Being an adult who keeps up with politics can be an emotional roller coaster. We were electric the day Obama was elected president, but that evening I attended a protest in West Hollywood with a devastated crowd: Prop 8 had passed. I stood among throngs of people, angry, confused and disappointed by their fellow Californians’ callousness, and held signs that asked passing cars, “When do I get to vote on your right to marry?”
I realize I never posted the photos I took there. It seems appropriate to post them today to commemorate our disappointment and burning desire for equality. Almost five years later, the nation has changed for the better. Dr. Martin Luther King, Jr. said, “The arc of the moral universe is long, but it bends toward justice.” Let’s keep fighting.
I stood with the people in this last photo in a kind of mutually respectful standoff with the police at Santa Monica Blvd and La Cienega. There was a sense of defiance and desperation in the air. An officer on a megaphone told us to get out of the road and back onto the sidewalk. I stayed where I was, along with almost everyone else. The officers were discussing something and pointing toward our section of the crowd. I had positioned myself in the front of the group to get some good photos, and was rethinking that decision. I thought about how much trouble I would be in with my very conservative, white, Republican boss if I didn’t show up for work the next day because I had been arrested at a protest for marriage equality.
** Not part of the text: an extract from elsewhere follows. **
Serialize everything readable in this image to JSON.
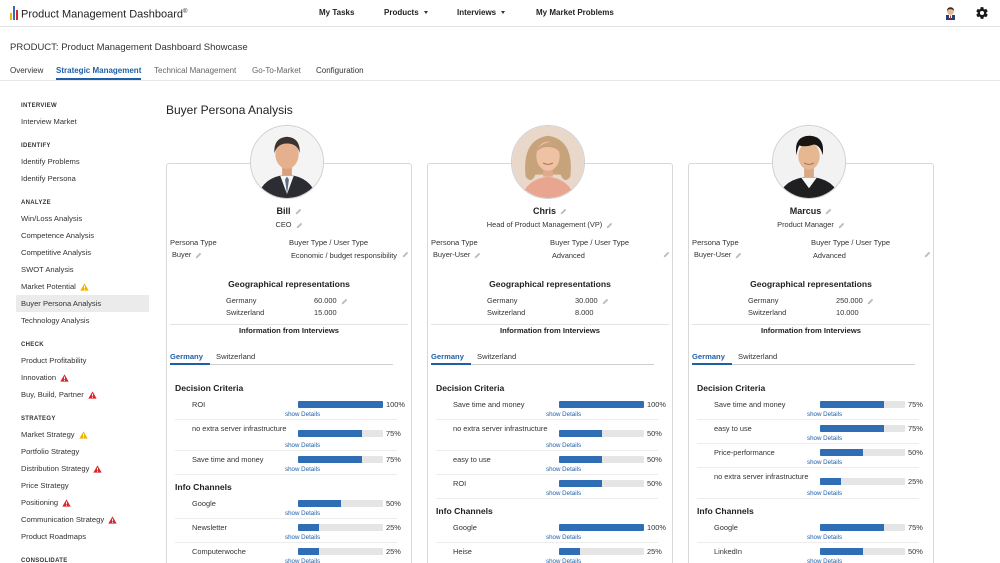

There was a very real chance I might be fired, which worried me (the job market was gut-wrenchingly bad: I had put in 50 job applications, gotten two interviews, and one job offer in order to land that job, which I hated). I took a breath and elongated my perspective; I saw my future self reflecting on this moment when I would quietly comply, or be escorted to a police car. I stood very still. As the officer approached us I felt a hand on my arm, and was gently pulled backwards into the crowd by a woman who seemed to be accustomed to attending protests like this. “They’re going to arrest someone,” she said calmly. “Back up.”
They took the guy on the far left in the blue striped shirt. The crowd yelled and cheered as he was slowly led away toward a waiting police car. No one harassed or boo’d the police. We had effectively stopped traffic on two (now three) of the busiest streets in Los Angeles, and we recognized they were just doing their job, regardless of moral standing.
My Facebook feed is lit up today with support for the end of DOMA, the renewal of weddings for gay and lesbian couples in California as early as next month, and the federal legitimation of already existing gay and lesbian marriages. But it was a victory for women of all sexual orientations today, too: Texas Senator Wendy Davis (D) successfully filibustered an anti-abortion bill that would have threatened to shut down “all but 5 of the 42 abortion clinics in the state.” Thank you, Senator Davis.
As an English-speaking, American, white, employed, middle class graduate student, it’s easy for me to say: I dread not future, for I am its architect. My goal as a teacher of English as a foreign language (and a supporter of marriage equality) is to share this sense of empowerment with others, every day, one word at a time, and watch as the arc of American history bends toward justice.